What you have to do >> The answer must restate every entry exactly as it appears.

Given data >>

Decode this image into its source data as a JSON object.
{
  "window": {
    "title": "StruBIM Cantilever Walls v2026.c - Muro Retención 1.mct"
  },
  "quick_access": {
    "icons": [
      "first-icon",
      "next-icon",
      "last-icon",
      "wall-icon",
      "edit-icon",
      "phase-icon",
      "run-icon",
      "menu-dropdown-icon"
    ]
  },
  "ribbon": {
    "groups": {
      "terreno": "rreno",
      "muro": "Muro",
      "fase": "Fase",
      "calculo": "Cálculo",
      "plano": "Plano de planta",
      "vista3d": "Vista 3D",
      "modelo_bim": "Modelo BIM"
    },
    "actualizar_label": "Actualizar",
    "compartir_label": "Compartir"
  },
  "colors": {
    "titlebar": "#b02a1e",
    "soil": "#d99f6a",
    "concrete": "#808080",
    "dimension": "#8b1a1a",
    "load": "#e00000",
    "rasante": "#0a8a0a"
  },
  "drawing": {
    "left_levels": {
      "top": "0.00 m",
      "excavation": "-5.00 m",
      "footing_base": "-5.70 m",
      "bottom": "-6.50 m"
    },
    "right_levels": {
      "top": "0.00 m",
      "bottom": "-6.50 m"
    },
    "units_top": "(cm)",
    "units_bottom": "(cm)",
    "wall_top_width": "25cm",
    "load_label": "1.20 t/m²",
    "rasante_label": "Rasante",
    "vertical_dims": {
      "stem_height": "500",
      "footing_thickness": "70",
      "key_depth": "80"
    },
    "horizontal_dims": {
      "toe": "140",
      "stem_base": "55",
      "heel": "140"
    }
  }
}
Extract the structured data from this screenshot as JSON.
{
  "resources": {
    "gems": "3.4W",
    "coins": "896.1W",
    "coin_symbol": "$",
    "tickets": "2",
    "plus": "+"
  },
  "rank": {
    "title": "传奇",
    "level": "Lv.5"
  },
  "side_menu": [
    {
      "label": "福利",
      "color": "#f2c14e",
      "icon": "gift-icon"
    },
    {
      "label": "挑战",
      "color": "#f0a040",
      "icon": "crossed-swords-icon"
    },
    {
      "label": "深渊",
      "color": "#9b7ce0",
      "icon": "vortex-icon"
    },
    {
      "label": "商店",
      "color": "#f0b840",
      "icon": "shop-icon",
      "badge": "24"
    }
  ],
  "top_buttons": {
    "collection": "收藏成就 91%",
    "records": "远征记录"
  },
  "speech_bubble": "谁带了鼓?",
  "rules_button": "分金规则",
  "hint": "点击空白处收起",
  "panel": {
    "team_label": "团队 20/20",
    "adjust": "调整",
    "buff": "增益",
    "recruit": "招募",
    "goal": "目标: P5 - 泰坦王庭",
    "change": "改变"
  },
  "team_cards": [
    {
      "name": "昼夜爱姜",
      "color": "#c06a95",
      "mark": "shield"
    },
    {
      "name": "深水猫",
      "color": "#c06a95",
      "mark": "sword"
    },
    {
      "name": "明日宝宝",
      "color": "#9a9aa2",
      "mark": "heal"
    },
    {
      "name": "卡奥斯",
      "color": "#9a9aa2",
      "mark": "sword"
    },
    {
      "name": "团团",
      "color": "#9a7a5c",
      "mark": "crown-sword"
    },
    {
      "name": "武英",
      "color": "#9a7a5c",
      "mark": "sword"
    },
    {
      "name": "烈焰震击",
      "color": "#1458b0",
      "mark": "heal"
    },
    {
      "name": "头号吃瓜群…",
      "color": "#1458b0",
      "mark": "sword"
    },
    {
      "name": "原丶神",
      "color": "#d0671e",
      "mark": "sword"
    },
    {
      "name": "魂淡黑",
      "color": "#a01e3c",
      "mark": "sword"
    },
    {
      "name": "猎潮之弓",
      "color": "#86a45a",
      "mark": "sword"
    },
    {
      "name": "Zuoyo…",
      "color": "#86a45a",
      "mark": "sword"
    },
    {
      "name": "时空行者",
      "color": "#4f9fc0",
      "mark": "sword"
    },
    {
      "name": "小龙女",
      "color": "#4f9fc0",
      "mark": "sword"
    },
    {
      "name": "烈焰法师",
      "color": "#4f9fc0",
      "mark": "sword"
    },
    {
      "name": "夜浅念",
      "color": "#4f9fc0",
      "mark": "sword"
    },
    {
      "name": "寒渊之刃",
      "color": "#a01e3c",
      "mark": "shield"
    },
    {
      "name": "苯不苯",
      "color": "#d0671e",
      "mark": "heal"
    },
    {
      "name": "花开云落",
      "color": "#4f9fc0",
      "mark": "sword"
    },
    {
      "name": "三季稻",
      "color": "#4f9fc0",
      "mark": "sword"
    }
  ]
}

Solved exercise >>
Decode this image into its source data as a JSON object.
{
  "window": {
    "title": "StruBIM Cantilever Walls v2026.c - Muro Retención 1.mct"
  },
  "quick_access": {
    "icons": [
      "first-icon",
      "next-icon",
      "last-icon",
      "wall-icon",
      "edit-icon",
      "phase-icon",
      "run-icon",
      "menu-dropdown-icon"
    ]
  },
  "ribbon": {
    "groups": {
      "terreno": "rreno",
      "muro": "Muro",
      "fase": "Fase",
      "calculo": "Cálculo",
      "plano": "Plano de planta",
      "vista3d": "Vista 3D",
      "modelo_bim": "Modelo BIM"
    },
    "actualizar_label": "Actualizar",
    "compartir_label": "Compartir"
  },
  "colors": {
    "titlebar": "#b02a1e",
    "soil": "#d99f6a",
    "concrete": "#808080",
    "dimension": "#8b1a1a",
    "load": "#e00000",
    "rasante": "#0a8a0a"
  },
  "drawing": {
    "left_levels": {
      "top": "0.00 m",
      "excavation": "-5.00 m",
      "footing_base": "-5.70 m",
      "bottom": "-6.50 m"
    },
    "right_levels": {
      "top": "0.00 m",
      "bottom": "-6.50 m"
    },
    "units_top": "(cm)",
    "units_bottom": "(cm)",
    "wall_top_width": "25cm",
    "load_label": "1.20 t/m²",
    "rasante_label": "Rasante",
    "vertical_dims": {
      "stem_height": "500",
      "footing_thickness": "70",
      "key_depth": "80"
    },
    "horizontal_dims": {
      "toe": "140",
      "stem_base": "55",
      "heel": "140"
    }
  }
}
Extract the structured data from this screenshot as JSON.
{
  "resources": {
    "gems": "3.4W",
    "coins": "896.1W",
    "coin_symbol": "$",
    "tickets": "2",
    "plus": "+"
  },
  "rank": {
    "title": "传奇",
    "level": "Lv.5"
  },
  "side_menu": [
    {
      "label": "福利",
      "color": "#f2c14e",
      "icon": "gift-icon"
    },
    {
      "label": "挑战",
      "color": "#f0a040",
      "icon": "crossed-swords-icon"
    },
    {
      "label": "深渊",
      "color": "#9b7ce0",
      "icon": "vortex-icon"
    },
    {
      "label": "商店",
      "color": "#f0b840",
      "icon": "shop-icon",
      "badge": "24"
    }
  ],
  "top_buttons": {
    "collection": "收藏成就 91%",
    "records": "远征记录"
  },
  "speech_bubble": "谁带了鼓?",
  "rules_button": "分金规则",
  "hint": "点击空白处收起",
  "panel": {
    "team_label": "团队 20/20",
    "adjust": "调整",
    "buff": "增益",
    "recruit": "招募",
    "goal": "目标: P5 - 泰坦王庭",
    "change": "改变"
  },
  "team_cards": [
    {
      "name": "昼夜爱姜",
      "color": "#c06a95",
      "mark": "shield"
    },
    {
      "name": "深水猫",
      "color": "#c06a95",
      "mark": "sword"
    },
    {
      "name": "明日宝宝",
      "color": "#9a9aa2",
      "mark": "heal"
    },
    {
      "name": "卡奥斯",
      "color": "#9a9aa2",
      "mark": "sword"
    },
    {
      "name": "团团",
      "color": "#9a7a5c",
      "mark": "crown-sword"
    },
    {
      "name": "武英",
      "color": "#9a7a5c",
      "mark": "sword"
    },
    {
      "name": "烈焰震击",
      "color": "#1458b0",
      "mark": "heal"
    },
    {
      "name": "头号吃瓜群…",
      "color": "#1458b0",
      "mark": "sword"
    },
    {
      "name": "原丶神",
      "color": "#d0671e",
      "mark": "sword"
    },
    {
      "name": "魂淡黑",
      "color": "#a01e3c",
      "mark": "sword"
    },
    {
      "name": "猎潮之弓",
      "color": "#86a45a",
      "mark": "sword"
    },
    {
      "name": "Zuoyo…",
      "color": "#86a45a",
      "mark": "sword"
    },
    {
      "name": "时空行者",
      "color": "#4f9fc0",
      "mark": "sword"
    },
    {
      "name": "小龙女",
      "color": "#4f9fc0",
      "mark": "sword"
    },
    {
      "name": "烈焰法师",
      "color": "#4f9fc0",
      "mark": "sword"
    },
    {
      "name": "夜浅念",
      "color": "#4f9fc0",
      "mark": "sword"
    },
    {
      "name": "寒渊之刃",
      "color": "#a01e3c",
      "mark": "shield"
    },
    {
      "name": "苯不苯",
      "color": "#d0671e",
      "mark": "heal"
    },
    {
      "name": "花开云落",
      "color": "#4f9fc0",
      "mark": "sword"
    },
    {
      "name": "三季稻",
      "color": "#4f9fc0",
      "mark": "sword"
    }
  ]
}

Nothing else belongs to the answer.